Dataset rows for apps and sites
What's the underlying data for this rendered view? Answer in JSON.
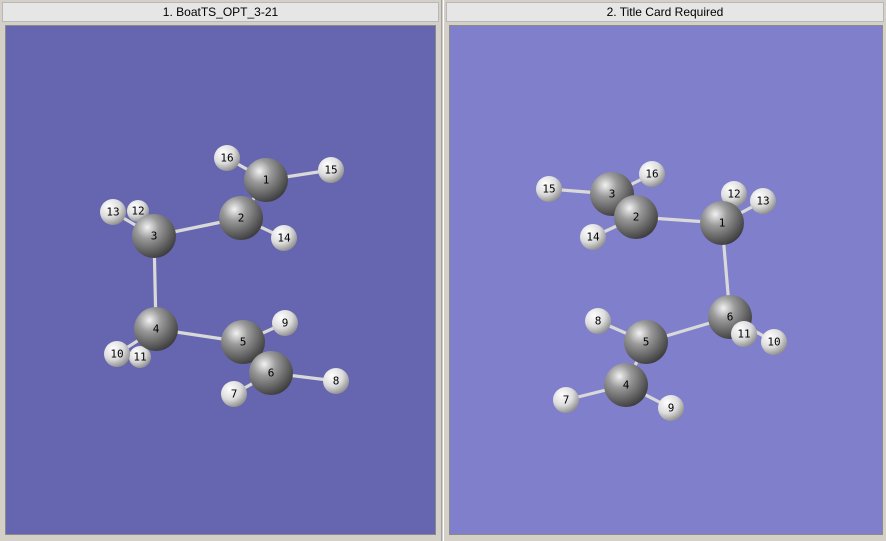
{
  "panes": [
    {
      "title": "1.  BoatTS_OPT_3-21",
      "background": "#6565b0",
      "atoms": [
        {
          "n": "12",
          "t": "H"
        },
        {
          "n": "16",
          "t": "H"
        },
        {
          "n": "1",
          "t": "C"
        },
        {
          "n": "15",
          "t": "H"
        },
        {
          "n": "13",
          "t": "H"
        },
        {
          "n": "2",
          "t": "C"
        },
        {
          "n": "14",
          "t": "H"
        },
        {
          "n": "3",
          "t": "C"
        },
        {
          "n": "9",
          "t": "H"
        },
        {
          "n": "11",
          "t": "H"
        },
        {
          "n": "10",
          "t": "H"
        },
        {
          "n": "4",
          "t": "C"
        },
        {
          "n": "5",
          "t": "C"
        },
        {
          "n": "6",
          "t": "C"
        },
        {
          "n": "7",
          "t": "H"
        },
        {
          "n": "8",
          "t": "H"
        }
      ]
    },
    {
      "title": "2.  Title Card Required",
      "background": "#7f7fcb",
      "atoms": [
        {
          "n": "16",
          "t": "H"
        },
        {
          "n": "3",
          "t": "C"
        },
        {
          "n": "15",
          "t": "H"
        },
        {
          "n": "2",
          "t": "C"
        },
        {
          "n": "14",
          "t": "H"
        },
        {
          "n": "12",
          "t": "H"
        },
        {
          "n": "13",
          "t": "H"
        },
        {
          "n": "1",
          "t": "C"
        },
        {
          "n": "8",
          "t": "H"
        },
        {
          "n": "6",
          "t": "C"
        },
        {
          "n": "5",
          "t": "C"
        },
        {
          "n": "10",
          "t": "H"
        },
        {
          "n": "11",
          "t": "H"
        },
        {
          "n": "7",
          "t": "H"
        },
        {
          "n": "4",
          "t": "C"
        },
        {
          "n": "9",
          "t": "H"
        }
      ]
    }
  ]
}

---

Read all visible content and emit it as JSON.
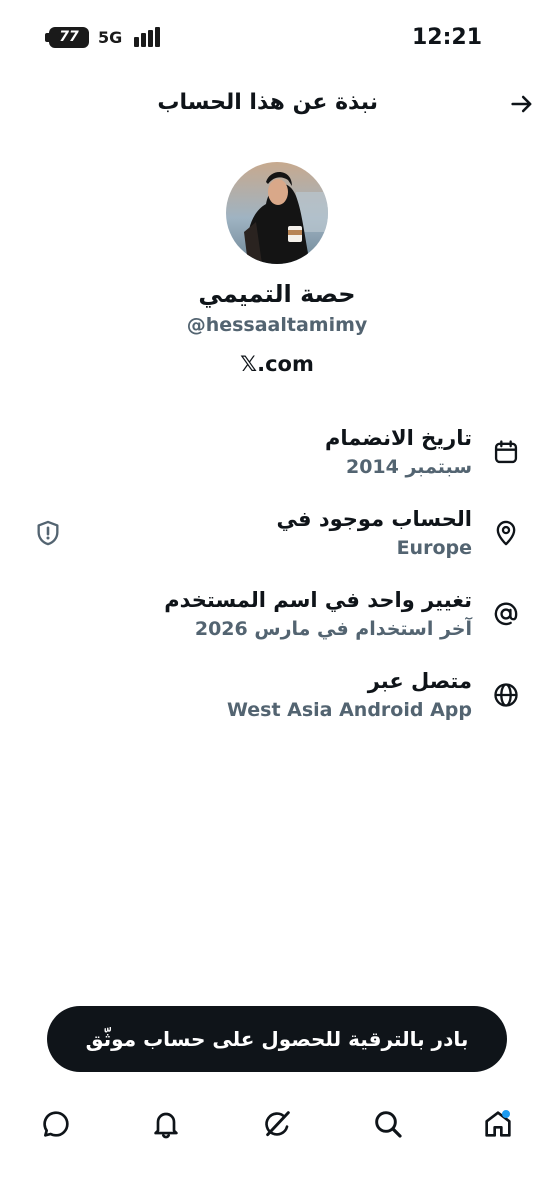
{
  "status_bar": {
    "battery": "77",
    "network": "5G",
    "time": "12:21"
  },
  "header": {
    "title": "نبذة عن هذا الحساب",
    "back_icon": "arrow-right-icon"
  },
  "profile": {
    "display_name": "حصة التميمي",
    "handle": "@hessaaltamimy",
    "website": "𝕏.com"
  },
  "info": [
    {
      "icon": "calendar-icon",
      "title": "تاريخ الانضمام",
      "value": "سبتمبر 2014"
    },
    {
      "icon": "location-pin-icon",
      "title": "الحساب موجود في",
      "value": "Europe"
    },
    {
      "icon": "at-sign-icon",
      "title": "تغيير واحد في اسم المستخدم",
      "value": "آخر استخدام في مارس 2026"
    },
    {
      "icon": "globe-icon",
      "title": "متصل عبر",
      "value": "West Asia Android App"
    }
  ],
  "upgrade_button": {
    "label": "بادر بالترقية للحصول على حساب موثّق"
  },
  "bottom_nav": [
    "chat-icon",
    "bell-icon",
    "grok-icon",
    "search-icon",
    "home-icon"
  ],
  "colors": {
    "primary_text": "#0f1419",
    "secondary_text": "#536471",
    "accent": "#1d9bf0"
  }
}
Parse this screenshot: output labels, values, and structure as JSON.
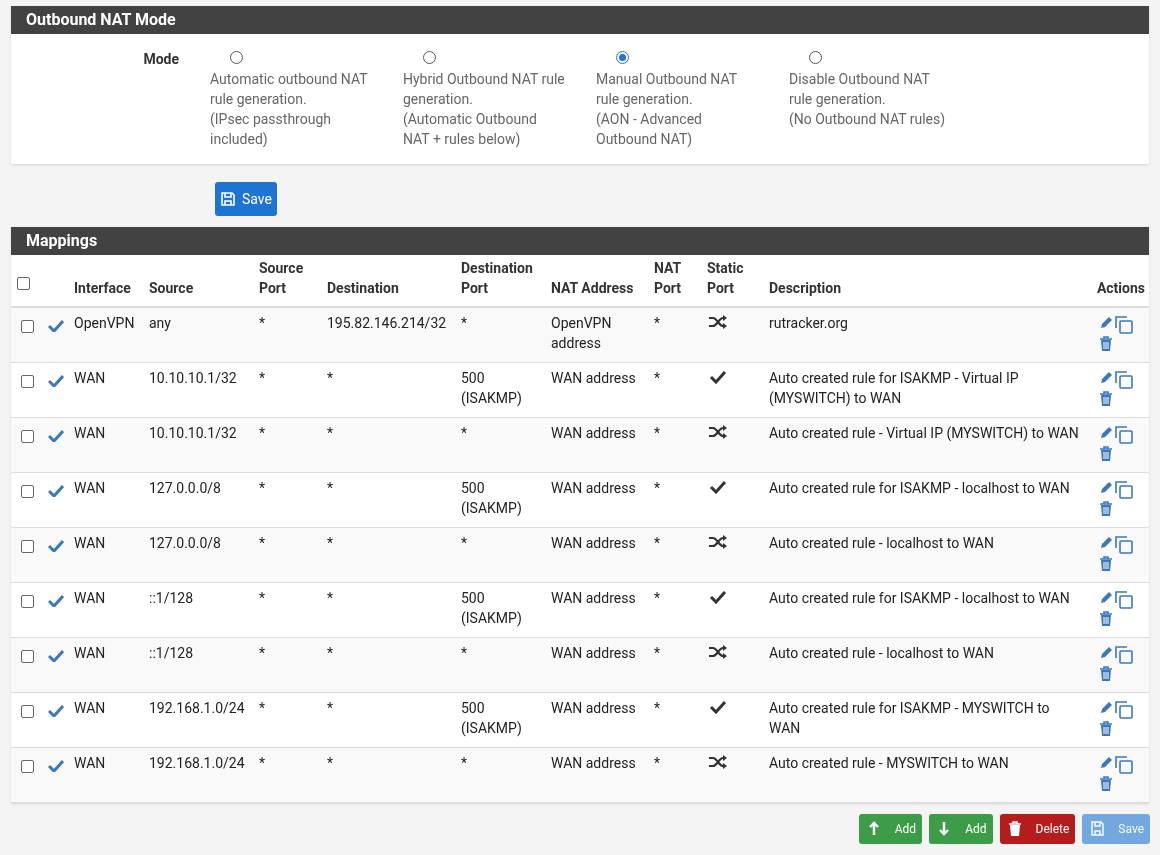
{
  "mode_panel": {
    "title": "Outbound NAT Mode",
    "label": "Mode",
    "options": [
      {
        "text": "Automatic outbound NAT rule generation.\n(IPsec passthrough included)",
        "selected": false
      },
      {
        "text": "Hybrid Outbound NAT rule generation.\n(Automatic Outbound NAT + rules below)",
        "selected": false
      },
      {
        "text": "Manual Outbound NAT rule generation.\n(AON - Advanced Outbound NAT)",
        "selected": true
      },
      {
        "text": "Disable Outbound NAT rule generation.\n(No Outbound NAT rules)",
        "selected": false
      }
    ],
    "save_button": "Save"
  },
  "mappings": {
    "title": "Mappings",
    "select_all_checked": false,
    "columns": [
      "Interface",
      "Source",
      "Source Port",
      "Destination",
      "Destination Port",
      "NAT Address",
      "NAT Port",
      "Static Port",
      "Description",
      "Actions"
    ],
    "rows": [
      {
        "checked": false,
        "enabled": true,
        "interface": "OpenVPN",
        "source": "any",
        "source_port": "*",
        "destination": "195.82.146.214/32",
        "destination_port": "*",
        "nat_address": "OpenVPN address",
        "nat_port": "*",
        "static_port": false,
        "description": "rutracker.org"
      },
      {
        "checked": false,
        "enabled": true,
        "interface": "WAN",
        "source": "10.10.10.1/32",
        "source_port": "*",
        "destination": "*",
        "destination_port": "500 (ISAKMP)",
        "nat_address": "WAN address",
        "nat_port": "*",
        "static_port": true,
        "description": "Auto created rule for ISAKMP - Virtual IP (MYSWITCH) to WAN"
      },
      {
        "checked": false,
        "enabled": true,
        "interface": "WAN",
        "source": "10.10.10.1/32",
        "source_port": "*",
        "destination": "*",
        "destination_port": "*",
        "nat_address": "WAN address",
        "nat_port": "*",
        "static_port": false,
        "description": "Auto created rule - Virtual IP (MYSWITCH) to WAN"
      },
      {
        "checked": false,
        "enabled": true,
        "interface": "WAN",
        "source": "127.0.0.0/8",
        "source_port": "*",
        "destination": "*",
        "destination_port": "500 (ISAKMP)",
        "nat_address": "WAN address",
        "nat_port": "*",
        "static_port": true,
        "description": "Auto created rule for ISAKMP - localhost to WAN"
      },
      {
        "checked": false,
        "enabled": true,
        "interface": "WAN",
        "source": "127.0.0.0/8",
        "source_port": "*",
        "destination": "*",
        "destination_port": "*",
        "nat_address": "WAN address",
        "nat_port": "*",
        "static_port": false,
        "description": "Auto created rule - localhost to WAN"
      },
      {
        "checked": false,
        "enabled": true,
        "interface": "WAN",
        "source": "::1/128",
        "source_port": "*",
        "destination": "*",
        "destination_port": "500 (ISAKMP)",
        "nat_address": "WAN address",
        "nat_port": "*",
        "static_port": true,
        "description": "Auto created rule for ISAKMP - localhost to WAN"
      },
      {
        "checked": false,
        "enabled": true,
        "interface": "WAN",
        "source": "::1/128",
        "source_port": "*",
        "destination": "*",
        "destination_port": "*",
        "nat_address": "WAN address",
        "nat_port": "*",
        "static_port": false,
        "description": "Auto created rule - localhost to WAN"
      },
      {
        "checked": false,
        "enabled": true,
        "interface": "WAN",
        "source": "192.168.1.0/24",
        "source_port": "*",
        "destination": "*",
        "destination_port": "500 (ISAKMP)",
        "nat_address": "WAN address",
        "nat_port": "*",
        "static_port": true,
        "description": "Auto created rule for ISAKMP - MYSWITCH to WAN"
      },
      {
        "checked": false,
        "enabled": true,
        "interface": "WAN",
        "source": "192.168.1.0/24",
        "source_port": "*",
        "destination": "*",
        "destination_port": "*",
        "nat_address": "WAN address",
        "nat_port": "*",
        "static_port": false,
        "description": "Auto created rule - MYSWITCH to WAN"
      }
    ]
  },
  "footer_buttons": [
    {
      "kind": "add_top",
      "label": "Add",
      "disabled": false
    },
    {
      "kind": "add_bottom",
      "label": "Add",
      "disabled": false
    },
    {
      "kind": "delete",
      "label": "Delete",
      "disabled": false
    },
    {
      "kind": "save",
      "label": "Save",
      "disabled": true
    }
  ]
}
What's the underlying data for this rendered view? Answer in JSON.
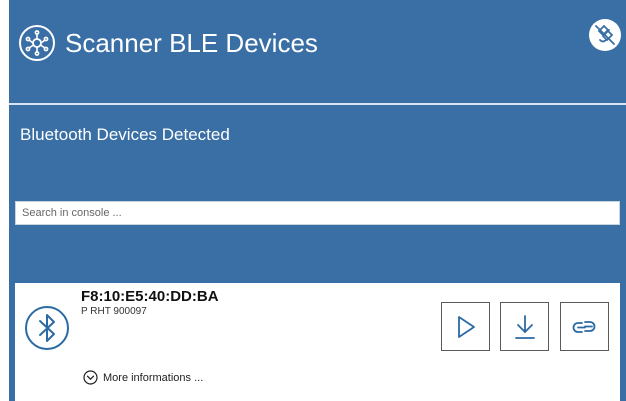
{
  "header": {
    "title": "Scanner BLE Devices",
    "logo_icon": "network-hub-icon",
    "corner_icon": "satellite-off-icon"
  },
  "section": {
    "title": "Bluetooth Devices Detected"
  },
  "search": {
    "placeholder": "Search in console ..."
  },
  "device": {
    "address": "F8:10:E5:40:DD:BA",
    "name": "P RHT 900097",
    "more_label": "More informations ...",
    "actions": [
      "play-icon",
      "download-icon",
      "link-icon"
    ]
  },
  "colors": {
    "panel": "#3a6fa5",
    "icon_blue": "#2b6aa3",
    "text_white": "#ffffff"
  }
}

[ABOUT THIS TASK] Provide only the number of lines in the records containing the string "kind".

[ANSWER SPACE] 4